Metro.Style: How did this grand vision of global Filipino fashion come about and incorporated into the making of the show? Why is it important for a show like The Broken Marriage Vow to be a platform for truly Filipino talent and craftsmanship in fashion?
"Backgrounder: In 1994, I was an Associate Producer for Teysi ng Tahanan and during a filming for its 4th Anniversary in Davao, I came across the Aldevinco Market. In the many Filipino items one can buy in that market, I intuitively connected with an embroidered top with red piping and a brass arm band. I was told it was embroidered by the Tboli community in Cotabato, which I was ignorant about at that time. It was something I have never seen in my life. I resonated with the energy, passion, perseverance and sense of calm evident in its intricacy. For a struggling AP at that time I bought 2 pieces for P5,000 costing me a half month salary. I often get teased "ethnic" whenever I wear the Tboli top at work with faded jeans. Im guessing it was probably because of my flat nose, too. 7 years later it lead me to upcycle this top into my branded denim jacket. To this day, 27 years later, the other top is still wearable.
With this experience, I want to shift the notion that local is inferior and celebrate the stories behind Filipino craftsmanship. If one can afford a global luxe brand bag, then why not buy a Filipino premium brand bag instead? This pandemic has shown a relevant shift to buy local for sustainability.

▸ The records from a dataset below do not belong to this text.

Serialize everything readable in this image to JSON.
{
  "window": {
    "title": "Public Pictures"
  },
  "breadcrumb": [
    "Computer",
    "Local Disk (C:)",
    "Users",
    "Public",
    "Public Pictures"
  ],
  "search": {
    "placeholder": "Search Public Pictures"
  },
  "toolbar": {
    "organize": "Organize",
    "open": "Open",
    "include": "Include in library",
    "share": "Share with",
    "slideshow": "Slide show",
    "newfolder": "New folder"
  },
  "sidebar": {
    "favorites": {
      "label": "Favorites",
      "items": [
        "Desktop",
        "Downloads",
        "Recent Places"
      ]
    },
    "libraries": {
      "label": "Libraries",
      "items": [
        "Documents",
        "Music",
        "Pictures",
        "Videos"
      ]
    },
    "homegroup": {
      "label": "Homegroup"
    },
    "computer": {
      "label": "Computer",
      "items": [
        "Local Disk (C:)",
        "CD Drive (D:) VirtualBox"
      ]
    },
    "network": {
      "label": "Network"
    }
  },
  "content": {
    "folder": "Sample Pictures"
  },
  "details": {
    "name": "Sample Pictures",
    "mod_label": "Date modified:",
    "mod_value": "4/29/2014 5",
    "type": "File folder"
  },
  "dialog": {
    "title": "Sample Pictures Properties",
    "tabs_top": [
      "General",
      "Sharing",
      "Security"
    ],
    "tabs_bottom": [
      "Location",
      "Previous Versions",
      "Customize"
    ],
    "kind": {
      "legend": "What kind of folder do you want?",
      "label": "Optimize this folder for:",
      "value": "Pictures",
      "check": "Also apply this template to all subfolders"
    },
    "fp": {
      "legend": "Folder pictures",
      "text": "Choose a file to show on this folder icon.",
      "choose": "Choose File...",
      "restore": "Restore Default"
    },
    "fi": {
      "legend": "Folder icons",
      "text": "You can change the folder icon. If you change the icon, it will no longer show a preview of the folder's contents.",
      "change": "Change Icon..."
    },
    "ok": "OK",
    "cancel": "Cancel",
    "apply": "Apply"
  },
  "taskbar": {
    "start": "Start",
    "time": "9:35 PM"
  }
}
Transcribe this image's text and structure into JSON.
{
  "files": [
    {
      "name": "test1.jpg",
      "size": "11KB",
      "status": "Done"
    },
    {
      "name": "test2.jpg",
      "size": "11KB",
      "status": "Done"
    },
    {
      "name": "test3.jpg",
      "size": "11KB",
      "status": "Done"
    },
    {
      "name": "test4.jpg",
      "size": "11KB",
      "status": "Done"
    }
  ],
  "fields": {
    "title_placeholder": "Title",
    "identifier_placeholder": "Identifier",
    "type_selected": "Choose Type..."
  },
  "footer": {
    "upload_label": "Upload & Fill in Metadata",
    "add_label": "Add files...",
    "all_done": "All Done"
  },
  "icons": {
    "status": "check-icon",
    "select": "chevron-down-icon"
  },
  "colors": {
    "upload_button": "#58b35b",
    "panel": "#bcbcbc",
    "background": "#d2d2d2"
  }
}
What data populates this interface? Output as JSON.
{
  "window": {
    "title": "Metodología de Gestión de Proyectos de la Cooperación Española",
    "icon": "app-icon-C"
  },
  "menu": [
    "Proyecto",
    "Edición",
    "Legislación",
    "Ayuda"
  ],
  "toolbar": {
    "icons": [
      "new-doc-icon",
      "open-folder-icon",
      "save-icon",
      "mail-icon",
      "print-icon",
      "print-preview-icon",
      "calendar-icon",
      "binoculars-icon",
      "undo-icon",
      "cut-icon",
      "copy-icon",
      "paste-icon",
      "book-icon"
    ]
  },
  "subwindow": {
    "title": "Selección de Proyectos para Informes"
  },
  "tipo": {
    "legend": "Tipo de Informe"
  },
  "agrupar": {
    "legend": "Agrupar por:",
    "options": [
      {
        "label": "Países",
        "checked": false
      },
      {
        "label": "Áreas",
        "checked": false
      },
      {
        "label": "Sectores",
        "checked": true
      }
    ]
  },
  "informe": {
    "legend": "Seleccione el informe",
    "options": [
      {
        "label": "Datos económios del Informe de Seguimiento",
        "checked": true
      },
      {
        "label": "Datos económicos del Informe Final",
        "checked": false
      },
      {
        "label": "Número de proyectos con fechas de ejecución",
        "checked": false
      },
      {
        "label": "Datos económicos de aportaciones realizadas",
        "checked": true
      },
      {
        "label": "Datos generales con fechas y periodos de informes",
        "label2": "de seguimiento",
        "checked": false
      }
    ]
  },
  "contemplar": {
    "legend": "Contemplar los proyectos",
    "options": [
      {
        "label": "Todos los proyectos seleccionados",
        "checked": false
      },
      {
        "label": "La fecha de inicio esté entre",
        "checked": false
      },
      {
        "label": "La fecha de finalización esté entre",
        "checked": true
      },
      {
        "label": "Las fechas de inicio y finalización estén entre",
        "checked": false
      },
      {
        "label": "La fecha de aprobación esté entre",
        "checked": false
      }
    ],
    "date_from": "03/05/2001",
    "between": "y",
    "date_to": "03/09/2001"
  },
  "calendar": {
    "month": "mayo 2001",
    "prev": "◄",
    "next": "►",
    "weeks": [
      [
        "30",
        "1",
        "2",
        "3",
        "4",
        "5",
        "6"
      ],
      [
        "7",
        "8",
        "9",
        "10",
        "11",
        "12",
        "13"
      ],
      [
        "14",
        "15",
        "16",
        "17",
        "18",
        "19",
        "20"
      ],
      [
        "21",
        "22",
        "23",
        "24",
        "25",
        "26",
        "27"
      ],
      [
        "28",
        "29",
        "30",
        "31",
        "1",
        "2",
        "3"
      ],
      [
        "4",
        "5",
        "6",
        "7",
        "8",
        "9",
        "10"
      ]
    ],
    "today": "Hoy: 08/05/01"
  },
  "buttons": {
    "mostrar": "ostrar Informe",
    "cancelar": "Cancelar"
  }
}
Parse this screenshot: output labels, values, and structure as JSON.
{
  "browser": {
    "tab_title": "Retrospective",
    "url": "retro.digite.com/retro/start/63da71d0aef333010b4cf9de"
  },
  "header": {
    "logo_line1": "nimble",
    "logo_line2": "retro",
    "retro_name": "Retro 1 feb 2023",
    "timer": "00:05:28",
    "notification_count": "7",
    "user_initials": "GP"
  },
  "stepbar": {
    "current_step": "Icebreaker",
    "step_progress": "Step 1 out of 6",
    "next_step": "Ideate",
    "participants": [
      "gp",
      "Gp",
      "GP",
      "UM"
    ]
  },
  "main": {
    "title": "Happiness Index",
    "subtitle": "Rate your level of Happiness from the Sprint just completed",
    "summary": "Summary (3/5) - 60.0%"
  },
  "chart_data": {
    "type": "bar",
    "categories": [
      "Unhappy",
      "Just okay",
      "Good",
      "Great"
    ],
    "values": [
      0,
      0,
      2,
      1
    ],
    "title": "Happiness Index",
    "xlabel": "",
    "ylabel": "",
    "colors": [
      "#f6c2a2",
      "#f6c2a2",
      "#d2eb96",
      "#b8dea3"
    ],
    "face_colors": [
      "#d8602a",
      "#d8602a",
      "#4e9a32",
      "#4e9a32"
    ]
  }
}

In this series, I want to take the initiative to showcase original Local brands side by side with global luxe brands, to help put out that local is global. TBMV will be watched through iwantTFC as well and is a great way to bring awareness to our Filipino communities worldwide that we have original Filipino wearables and accessories with excellent quality in collaboration with different cultural communities in Luzon, Visayas and Mindanao. Gone are the days that our local fashion is considered poor quality and "bakya." This pandemic has united collaborators, artisans, designers and communities to lift each other, affirm each other in order to survive and regenerate from this economic slump.
It's about time for local films and local video content to consciously and consistently integrate Filipino wearables in our storytelling. This will help connect audiences to Filipino artistry that are excellently done and encourage appreciation and support Filipino made products."
Art by Raff Colmenar
Fashion Stylist: Patricia Coronado
Style Associate: Gino Valloyas
Beauty: Mark Ghil Sayo
Special thanks to Dreamscape Entertainment